Perth Theatre marked its official reopening with the first performance of homecoming panto Aladdin on Saturday 9 December.
The theatre audience joined in as panto dame Barrie Hunter and the Provost of Perth and Kinross, Dennis Melloy declared Perth Theatre open from the stage. Following the cutting of a gold ribbon with a giant pair of comedy scissors, the panto dame and Provost showed off some nifty footwork in a Strictly style dance off!
Even a fire alarm during the second half of the performance didn’t dampen the mood, as the audience cheered a couple of firefighters delivering the panto cast back to the stage for the show to go on to an ecstatic reception.
Gwilym Gibbons, chief executive of Horsecross Arts, the creative organisation behind Perth Theatre and Perth Concert Hall said:
“This is an incredibly exciting moment! The Perth Theatre transformation has secured the future of one of Scotland’s most historic and culturally significant landmarks for many generations to enjoy. We are immensely proud of the achievement. I would like to thank everyone involved in the process – our partners at Perth & Kinross Council, funders the Gannochy Trust, Creative Scotland, the Heritage Lottery Fund and other trusts, foundations and individuals, as well as our architects, suppliers and contractors and all who have worked on this amazing building. I would like to thank our staff for their hard work and commitment over the many years of the project and I know that I speak for all
of us when I say how much we are all looking forward to giving the theatre back to its real owners – the people of Perth!”
Lu Kemp, artistic director for Perth Theatre said:
“Perth Theatre used to be called the People’s Theatre Perth – we’ve redeveloped and restored it, we need local people to re-inhabit it and to bring it back to life! We look forward to welcoming everybody and hope they will help return this extraordinary building to its former glory – a busy, warm place used and enjoyed by everyone.”

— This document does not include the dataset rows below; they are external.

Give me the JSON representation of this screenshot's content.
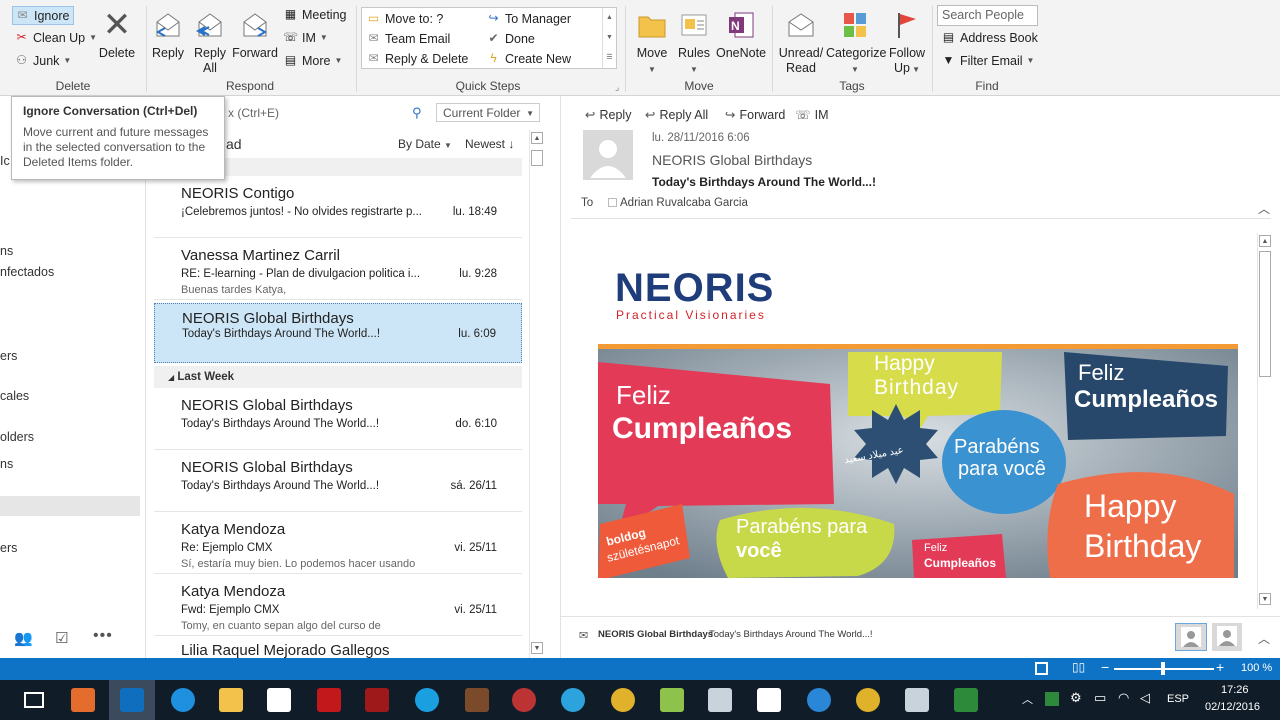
{
  "ribbon": {
    "delete_group": {
      "ignore": "Ignore",
      "cleanup": "Clean Up",
      "junk": "Junk",
      "delete": "Delete",
      "label": "Delete"
    },
    "respond_group": {
      "reply": "Reply",
      "reply_all_1": "Reply",
      "reply_all_2": "All",
      "forward": "Forward",
      "meeting": "Meeting",
      "im": "IM",
      "more": "More",
      "label": "Respond"
    },
    "quicksteps": {
      "move_to": "Move to: ?",
      "team_email": "Team Email",
      "reply_delete": "Reply & Delete",
      "to_manager": "To Manager",
      "done": "Done",
      "create_new": "Create New",
      "label": "Quick Steps"
    },
    "move_group": {
      "move": "Move",
      "rules": "Rules",
      "onenote": "OneNote",
      "label": "Move"
    },
    "tags_group": {
      "unread_1": "Unread/",
      "unread_2": "Read",
      "categorize": "Categorize",
      "follow_1": "Follow",
      "follow_2": "Up",
      "label": "Tags"
    },
    "find_group": {
      "search_people": "Search People",
      "address_book": "Address Book",
      "filter_email": "Filter Email",
      "label": "Find"
    }
  },
  "tooltip": {
    "title": "Ignore Conversation (Ctrl+Del)",
    "body": "Move current and future messages in the selected conversation to the Deleted Items folder."
  },
  "nav": {
    "items": [
      "Ic",
      "ns",
      "nfectados",
      "ers",
      "cales",
      "olders",
      "ns",
      "ers"
    ]
  },
  "list": {
    "search_placeholder": "x (Ctrl+E)",
    "folder_scope": "Current Folder",
    "filter_label": "ad",
    "sort": "By Date",
    "order": "Newest",
    "group_last_week": "Last Week",
    "messages": [
      {
        "from": "NEORIS Contigo",
        "subject": "¡Celebremos juntos! - No olvides registrarte p...",
        "preview": "",
        "date": "lu. 18:49"
      },
      {
        "from": "Vanessa Martinez Carril",
        "subject": "RE: E-learning - Plan de divulgacion politica i...",
        "preview": "Buenas tardes Katya,",
        "date": "lu. 9:28"
      },
      {
        "from": "NEORIS Global Birthdays",
        "subject": "Today's Birthdays Around The World...!",
        "preview": "",
        "date": "lu. 6:09"
      },
      {
        "from": "NEORIS Global Birthdays",
        "subject": "Today's Birthdays Around The World...!",
        "preview": "",
        "date": "do. 6:10"
      },
      {
        "from": "NEORIS Global Birthdays",
        "subject": "Today's Birthdays Around The World...!",
        "preview": "",
        "date": "sá. 26/11"
      },
      {
        "from": "Katya Mendoza",
        "subject": "Re: Ejemplo CMX",
        "preview": "Sí, estaría muy bien. Lo podemos hacer usando",
        "date": "vi. 25/11"
      },
      {
        "from": "Katya Mendoza",
        "subject": "Fwd: Ejemplo CMX",
        "preview": "Tomy, en cuanto sepan algo del curso de",
        "date": "vi. 25/11"
      },
      {
        "from": "Lilia Raquel Mejorado Gallegos",
        "subject": "",
        "preview": "",
        "date": ""
      }
    ]
  },
  "reading": {
    "actions": {
      "reply": "Reply",
      "reply_all": "Reply All",
      "forward": "Forward",
      "im": "IM"
    },
    "date": "lu. 28/11/2016 6:06",
    "sender": "NEORIS Global Birthdays",
    "subject": "Today's Birthdays Around The World...!",
    "to_label": "To",
    "to": "Adrian Ruvalcaba Garcia",
    "logo": "NEORIS",
    "tagline": "Practical Visionaries",
    "bubbles": [
      "Feliz",
      "Cumpleaños",
      "Happy",
      "Birthday",
      "Feliz",
      "Cumpleaños",
      "Parabéns",
      "para você",
      "Parabéns para",
      "você",
      "Happy",
      "Birthday",
      "boldog",
      "születésnapot",
      "Feliz",
      "Cumpleaños",
      "عيد ميلاد سعيد"
    ],
    "people_pane": "NEORIS Global Birthdays",
    "people_pane_sub": "Today's Birthdays Around The World...!"
  },
  "statusbar": {
    "zoom": "100 %"
  },
  "taskbar": {
    "lang": "ESP",
    "time": "17:26",
    "date": "02/12/2016"
  },
  "colors": {
    "accent": "#0e72c5",
    "selection": "#cde6f7",
    "neoris_blue": "#1e3d7a",
    "neoris_red": "#d2232a"
  }
}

Councillor Ian Campbell of Perth & Kinross Council said:
“The transformation of Perth Theatre has been a joint endeavour and a partnership between Perth & Kinross Council and Horsecross Arts. The Council owns the Theatre and is its long-term custodian as one of our most precious heritage assets in our beautiful city. Horsecross Arts is one of Scotland’s most exciting arts organisations and we are proud to have them deliver their artistic vision from the Theatre, the Concert Hall and across Perth and Kinross. This project has been almost a decade in the realisation and, like all joint endeavours, has involved many people. All these people have very different skills and expertise, but they share a common passion for this project and an absolute determination to see it successfully realised. They can be rightly proud of themselves.”

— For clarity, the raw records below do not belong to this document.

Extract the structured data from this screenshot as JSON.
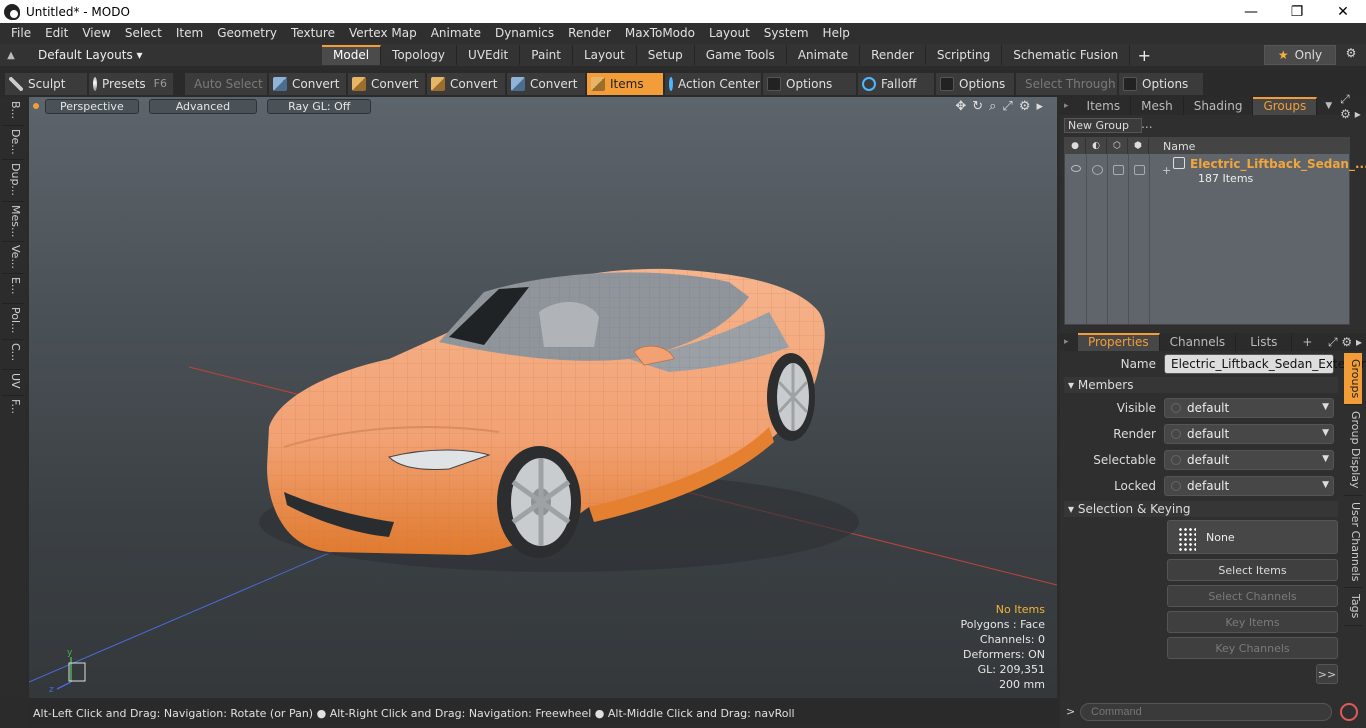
{
  "window": {
    "title": "Untitled* - MODO",
    "minimize": "—",
    "maximize": "❐",
    "close": "✕"
  },
  "menu": [
    "File",
    "Edit",
    "View",
    "Select",
    "Item",
    "Geometry",
    "Texture",
    "Vertex Map",
    "Animate",
    "Dynamics",
    "Render",
    "MaxToModo",
    "Layout",
    "System",
    "Help"
  ],
  "layoutbar": {
    "default_layouts": "Default Layouts ▾",
    "tabs": [
      "Model",
      "Topology",
      "UVEdit",
      "Paint",
      "Layout",
      "Setup",
      "Game Tools",
      "Animate",
      "Render",
      "Scripting",
      "Schematic Fusion"
    ],
    "active_tab": "Model",
    "only_label": "Only",
    "plus": "+"
  },
  "toolbar": {
    "sculpt": "Sculpt",
    "presets": "Presets",
    "presets_key": "F6",
    "auto_select": "Auto Select",
    "convert1": "Convert",
    "convert2": "Convert",
    "convert3": "Convert",
    "convert4": "Convert",
    "items": "Items",
    "action_center": "Action Center",
    "options1": "Options",
    "falloff": "Falloff",
    "options2": "Options",
    "select_through": "Select Through",
    "options3": "Options"
  },
  "left_tabs": [
    "B...",
    "De...",
    "Dup...",
    "Mes...",
    "Ve...",
    "E...",
    "Pol...",
    "C...",
    "UV",
    "F..."
  ],
  "viewport": {
    "perspective": "Perspective",
    "advanced": "Advanced",
    "raygl": "Ray GL: Off",
    "info": {
      "no_items": "No Items",
      "polygons": "Polygons : Face",
      "channels": "Channels: 0",
      "deformers": "Deformers: ON",
      "gl": "GL: 209,351",
      "scale": "200 mm"
    }
  },
  "status": "Alt-Left Click and Drag: Navigation: Rotate (or Pan) ● Alt-Right Click and Drag: Navigation: Freewheel ● Alt-Middle Click and Drag: navRoll",
  "groups_panel": {
    "tabs": [
      "Items",
      "Mesh ...",
      "Shading",
      "Groups"
    ],
    "active_tab": "Groups",
    "new_group": "New Group",
    "col_name": "Name",
    "group_name": "Electric_Liftback_Sedan_...",
    "group_count": "187 Items"
  },
  "properties": {
    "tabs": [
      "Properties",
      "Channels",
      "Lists"
    ],
    "plus": "+",
    "name_label": "Name",
    "name_value": "Electric_Liftback_Sedan_Exterior",
    "members_section": "Members",
    "visible_label": "Visible",
    "visible_value": "default",
    "render_label": "Render",
    "render_value": "default",
    "selectable_label": "Selectable",
    "selectable_value": "default",
    "locked_label": "Locked",
    "locked_value": "default",
    "selection_section": "Selection & Keying",
    "none_label": "None",
    "select_items": "Select Items",
    "select_channels": "Select Channels",
    "key_items": "Key Items",
    "key_channels": "Key Channels",
    "expand": ">>",
    "vtabs": [
      "Groups",
      "Group Display",
      "User Channels",
      "Tags"
    ],
    "command_placeholder": "Command",
    "prompt": ">"
  },
  "colors": {
    "accent": "#f29d38",
    "car_body": "#f3a77a",
    "group_name": "#f2a53a"
  }
}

Perth Theatre has a long history of artistic innovation and excellence having been at the heart of cultural life in Perth for over a century. The transformation of the theatre has restored and redeveloped one of Scotland’s oldest and best loved theatres for generations to come. The B listed Edwardian auditorium has been restored to its former glory and a new 200 seat studio theatre – the Joan Knight Studio – has been created. The newly transformed venue has increased workshop spaces for creative learning and
community projects, including the thriving Perth Youth Theatre, as well as improved access and facilities for audiences and visitors.
Funding for the £16.6m project has been pledged from project partners Perth & Kinross Council, Creative Scotland, The Gannochy Trust, the Heritage Lottery Fund, other trusts and foundations, individual donations and other supporters and funding bodies.